• [Problem] Word for word, copy out the entries below, but not the pictures in them.

++++ Supplied records

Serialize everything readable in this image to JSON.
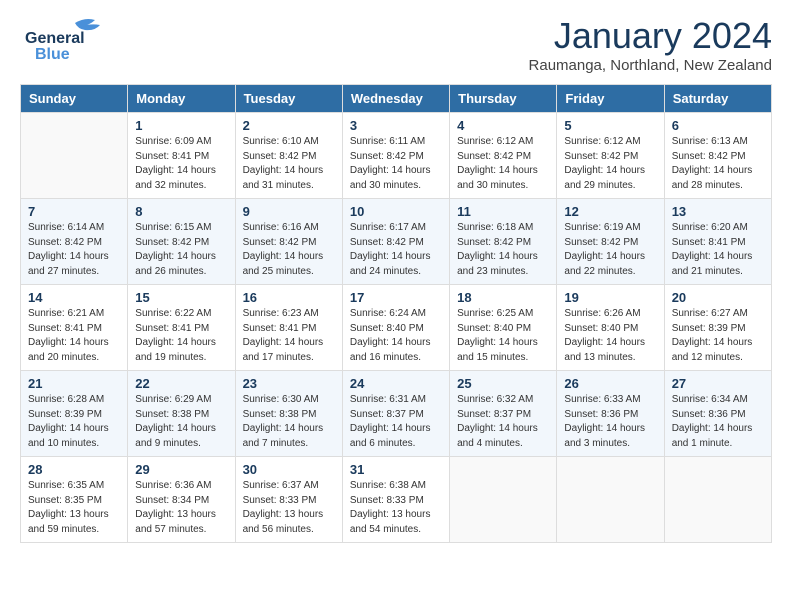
{
  "header": {
    "logo_line1": "General",
    "logo_line2": "Blue",
    "month_title": "January 2024",
    "location": "Raumanga, Northland, New Zealand"
  },
  "weekdays": [
    "Sunday",
    "Monday",
    "Tuesday",
    "Wednesday",
    "Thursday",
    "Friday",
    "Saturday"
  ],
  "weeks": [
    [
      {
        "num": "",
        "info": ""
      },
      {
        "num": "1",
        "info": "Sunrise: 6:09 AM\nSunset: 8:41 PM\nDaylight: 14 hours\nand 32 minutes."
      },
      {
        "num": "2",
        "info": "Sunrise: 6:10 AM\nSunset: 8:42 PM\nDaylight: 14 hours\nand 31 minutes."
      },
      {
        "num": "3",
        "info": "Sunrise: 6:11 AM\nSunset: 8:42 PM\nDaylight: 14 hours\nand 30 minutes."
      },
      {
        "num": "4",
        "info": "Sunrise: 6:12 AM\nSunset: 8:42 PM\nDaylight: 14 hours\nand 30 minutes."
      },
      {
        "num": "5",
        "info": "Sunrise: 6:12 AM\nSunset: 8:42 PM\nDaylight: 14 hours\nand 29 minutes."
      },
      {
        "num": "6",
        "info": "Sunrise: 6:13 AM\nSunset: 8:42 PM\nDaylight: 14 hours\nand 28 minutes."
      }
    ],
    [
      {
        "num": "7",
        "info": "Sunrise: 6:14 AM\nSunset: 8:42 PM\nDaylight: 14 hours\nand 27 minutes."
      },
      {
        "num": "8",
        "info": "Sunrise: 6:15 AM\nSunset: 8:42 PM\nDaylight: 14 hours\nand 26 minutes."
      },
      {
        "num": "9",
        "info": "Sunrise: 6:16 AM\nSunset: 8:42 PM\nDaylight: 14 hours\nand 25 minutes."
      },
      {
        "num": "10",
        "info": "Sunrise: 6:17 AM\nSunset: 8:42 PM\nDaylight: 14 hours\nand 24 minutes."
      },
      {
        "num": "11",
        "info": "Sunrise: 6:18 AM\nSunset: 8:42 PM\nDaylight: 14 hours\nand 23 minutes."
      },
      {
        "num": "12",
        "info": "Sunrise: 6:19 AM\nSunset: 8:42 PM\nDaylight: 14 hours\nand 22 minutes."
      },
      {
        "num": "13",
        "info": "Sunrise: 6:20 AM\nSunset: 8:41 PM\nDaylight: 14 hours\nand 21 minutes."
      }
    ],
    [
      {
        "num": "14",
        "info": "Sunrise: 6:21 AM\nSunset: 8:41 PM\nDaylight: 14 hours\nand 20 minutes."
      },
      {
        "num": "15",
        "info": "Sunrise: 6:22 AM\nSunset: 8:41 PM\nDaylight: 14 hours\nand 19 minutes."
      },
      {
        "num": "16",
        "info": "Sunrise: 6:23 AM\nSunset: 8:41 PM\nDaylight: 14 hours\nand 17 minutes."
      },
      {
        "num": "17",
        "info": "Sunrise: 6:24 AM\nSunset: 8:40 PM\nDaylight: 14 hours\nand 16 minutes."
      },
      {
        "num": "18",
        "info": "Sunrise: 6:25 AM\nSunset: 8:40 PM\nDaylight: 14 hours\nand 15 minutes."
      },
      {
        "num": "19",
        "info": "Sunrise: 6:26 AM\nSunset: 8:40 PM\nDaylight: 14 hours\nand 13 minutes."
      },
      {
        "num": "20",
        "info": "Sunrise: 6:27 AM\nSunset: 8:39 PM\nDaylight: 14 hours\nand 12 minutes."
      }
    ],
    [
      {
        "num": "21",
        "info": "Sunrise: 6:28 AM\nSunset: 8:39 PM\nDaylight: 14 hours\nand 10 minutes."
      },
      {
        "num": "22",
        "info": "Sunrise: 6:29 AM\nSunset: 8:38 PM\nDaylight: 14 hours\nand 9 minutes."
      },
      {
        "num": "23",
        "info": "Sunrise: 6:30 AM\nSunset: 8:38 PM\nDaylight: 14 hours\nand 7 minutes."
      },
      {
        "num": "24",
        "info": "Sunrise: 6:31 AM\nSunset: 8:37 PM\nDaylight: 14 hours\nand 6 minutes."
      },
      {
        "num": "25",
        "info": "Sunrise: 6:32 AM\nSunset: 8:37 PM\nDaylight: 14 hours\nand 4 minutes."
      },
      {
        "num": "26",
        "info": "Sunrise: 6:33 AM\nSunset: 8:36 PM\nDaylight: 14 hours\nand 3 minutes."
      },
      {
        "num": "27",
        "info": "Sunrise: 6:34 AM\nSunset: 8:36 PM\nDaylight: 14 hours\nand 1 minute."
      }
    ],
    [
      {
        "num": "28",
        "info": "Sunrise: 6:35 AM\nSunset: 8:35 PM\nDaylight: 13 hours\nand 59 minutes."
      },
      {
        "num": "29",
        "info": "Sunrise: 6:36 AM\nSunset: 8:34 PM\nDaylight: 13 hours\nand 57 minutes."
      },
      {
        "num": "30",
        "info": "Sunrise: 6:37 AM\nSunset: 8:33 PM\nDaylight: 13 hours\nand 56 minutes."
      },
      {
        "num": "31",
        "info": "Sunrise: 6:38 AM\nSunset: 8:33 PM\nDaylight: 13 hours\nand 54 minutes."
      },
      {
        "num": "",
        "info": ""
      },
      {
        "num": "",
        "info": ""
      },
      {
        "num": "",
        "info": ""
      }
    ]
  ]
}
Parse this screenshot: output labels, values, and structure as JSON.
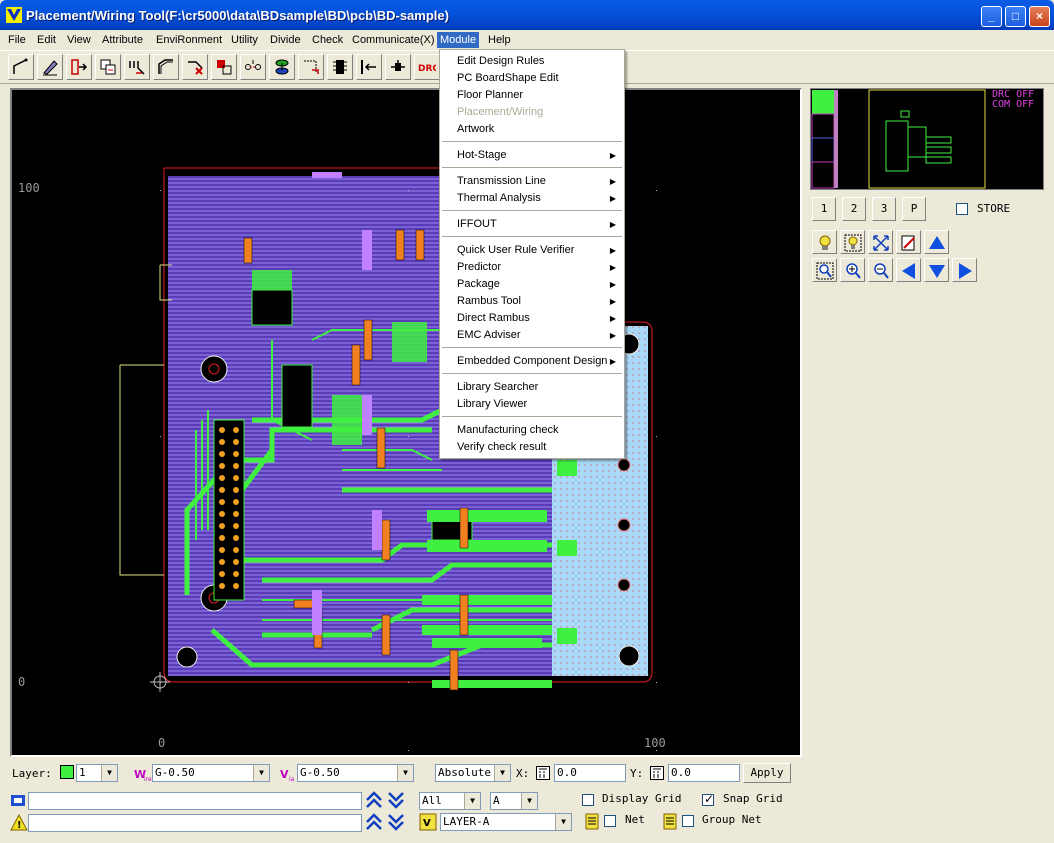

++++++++

• [Worked solution]
Serialize everything readable in this image to JSON.
{
  "header": {
    "logo_line1": "General",
    "logo_line2": "Blue",
    "month_title": "January 2024",
    "location": "Raumanga, Northland, New Zealand"
  },
  "weekdays": [
    "Sunday",
    "Monday",
    "Tuesday",
    "Wednesday",
    "Thursday",
    "Friday",
    "Saturday"
  ],
  "weeks": [
    [
      {
        "num": "",
        "info": ""
      },
      {
        "num": "1",
        "info": "Sunrise: 6:09 AM\nSunset: 8:41 PM\nDaylight: 14 hours\nand 32 minutes."
      },
      {
        "num": "2",
        "info": "Sunrise: 6:10 AM\nSunset: 8:42 PM\nDaylight: 14 hours\nand 31 minutes."
      },
      {
        "num": "3",
        "info": "Sunrise: 6:11 AM\nSunset: 8:42 PM\nDaylight: 14 hours\nand 30 minutes."
      },
      {
        "num": "4",
        "info": "Sunrise: 6:12 AM\nSunset: 8:42 PM\nDaylight: 14 hours\nand 30 minutes."
      },
      {
        "num": "5",
        "info": "Sunrise: 6:12 AM\nSunset: 8:42 PM\nDaylight: 14 hours\nand 29 minutes."
      },
      {
        "num": "6",
        "info": "Sunrise: 6:13 AM\nSunset: 8:42 PM\nDaylight: 14 hours\nand 28 minutes."
      }
    ],
    [
      {
        "num": "7",
        "info": "Sunrise: 6:14 AM\nSunset: 8:42 PM\nDaylight: 14 hours\nand 27 minutes."
      },
      {
        "num": "8",
        "info": "Sunrise: 6:15 AM\nSunset: 8:42 PM\nDaylight: 14 hours\nand 26 minutes."
      },
      {
        "num": "9",
        "info": "Sunrise: 6:16 AM\nSunset: 8:42 PM\nDaylight: 14 hours\nand 25 minutes."
      },
      {
        "num": "10",
        "info": "Sunrise: 6:17 AM\nSunset: 8:42 PM\nDaylight: 14 hours\nand 24 minutes."
      },
      {
        "num": "11",
        "info": "Sunrise: 6:18 AM\nSunset: 8:42 PM\nDaylight: 14 hours\nand 23 minutes."
      },
      {
        "num": "12",
        "info": "Sunrise: 6:19 AM\nSunset: 8:42 PM\nDaylight: 14 hours\nand 22 minutes."
      },
      {
        "num": "13",
        "info": "Sunrise: 6:20 AM\nSunset: 8:41 PM\nDaylight: 14 hours\nand 21 minutes."
      }
    ],
    [
      {
        "num": "14",
        "info": "Sunrise: 6:21 AM\nSunset: 8:41 PM\nDaylight: 14 hours\nand 20 minutes."
      },
      {
        "num": "15",
        "info": "Sunrise: 6:22 AM\nSunset: 8:41 PM\nDaylight: 14 hours\nand 19 minutes."
      },
      {
        "num": "16",
        "info": "Sunrise: 6:23 AM\nSunset: 8:41 PM\nDaylight: 14 hours\nand 17 minutes."
      },
      {
        "num": "17",
        "info": "Sunrise: 6:24 AM\nSunset: 8:40 PM\nDaylight: 14 hours\nand 16 minutes."
      },
      {
        "num": "18",
        "info": "Sunrise: 6:25 AM\nSunset: 8:40 PM\nDaylight: 14 hours\nand 15 minutes."
      },
      {
        "num": "19",
        "info": "Sunrise: 6:26 AM\nSunset: 8:40 PM\nDaylight: 14 hours\nand 13 minutes."
      },
      {
        "num": "20",
        "info": "Sunrise: 6:27 AM\nSunset: 8:39 PM\nDaylight: 14 hours\nand 12 minutes."
      }
    ],
    [
      {
        "num": "21",
        "info": "Sunrise: 6:28 AM\nSunset: 8:39 PM\nDaylight: 14 hours\nand 10 minutes."
      },
      {
        "num": "22",
        "info": "Sunrise: 6:29 AM\nSunset: 8:38 PM\nDaylight: 14 hours\nand 9 minutes."
      },
      {
        "num": "23",
        "info": "Sunrise: 6:30 AM\nSunset: 8:38 PM\nDaylight: 14 hours\nand 7 minutes."
      },
      {
        "num": "24",
        "info": "Sunrise: 6:31 AM\nSunset: 8:37 PM\nDaylight: 14 hours\nand 6 minutes."
      },
      {
        "num": "25",
        "info": "Sunrise: 6:32 AM\nSunset: 8:37 PM\nDaylight: 14 hours\nand 4 minutes."
      },
      {
        "num": "26",
        "info": "Sunrise: 6:33 AM\nSunset: 8:36 PM\nDaylight: 14 hours\nand 3 minutes."
      },
      {
        "num": "27",
        "info": "Sunrise: 6:34 AM\nSunset: 8:36 PM\nDaylight: 14 hours\nand 1 minute."
      }
    ],
    [
      {
        "num": "28",
        "info": "Sunrise: 6:35 AM\nSunset: 8:35 PM\nDaylight: 13 hours\nand 59 minutes."
      },
      {
        "num": "29",
        "info": "Sunrise: 6:36 AM\nSunset: 8:34 PM\nDaylight: 13 hours\nand 57 minutes."
      },
      {
        "num": "30",
        "info": "Sunrise: 6:37 AM\nSunset: 8:33 PM\nDaylight: 13 hours\nand 56 minutes."
      },
      {
        "num": "31",
        "info": "Sunrise: 6:38 AM\nSunset: 8:33 PM\nDaylight: 13 hours\nand 54 minutes."
      },
      {
        "num": "",
        "info": ""
      },
      {
        "num": "",
        "info": ""
      },
      {
        "num": "",
        "info": ""
      }
    ]
  ]
}
Parse this screenshot: output labels, values, and structure as JSON.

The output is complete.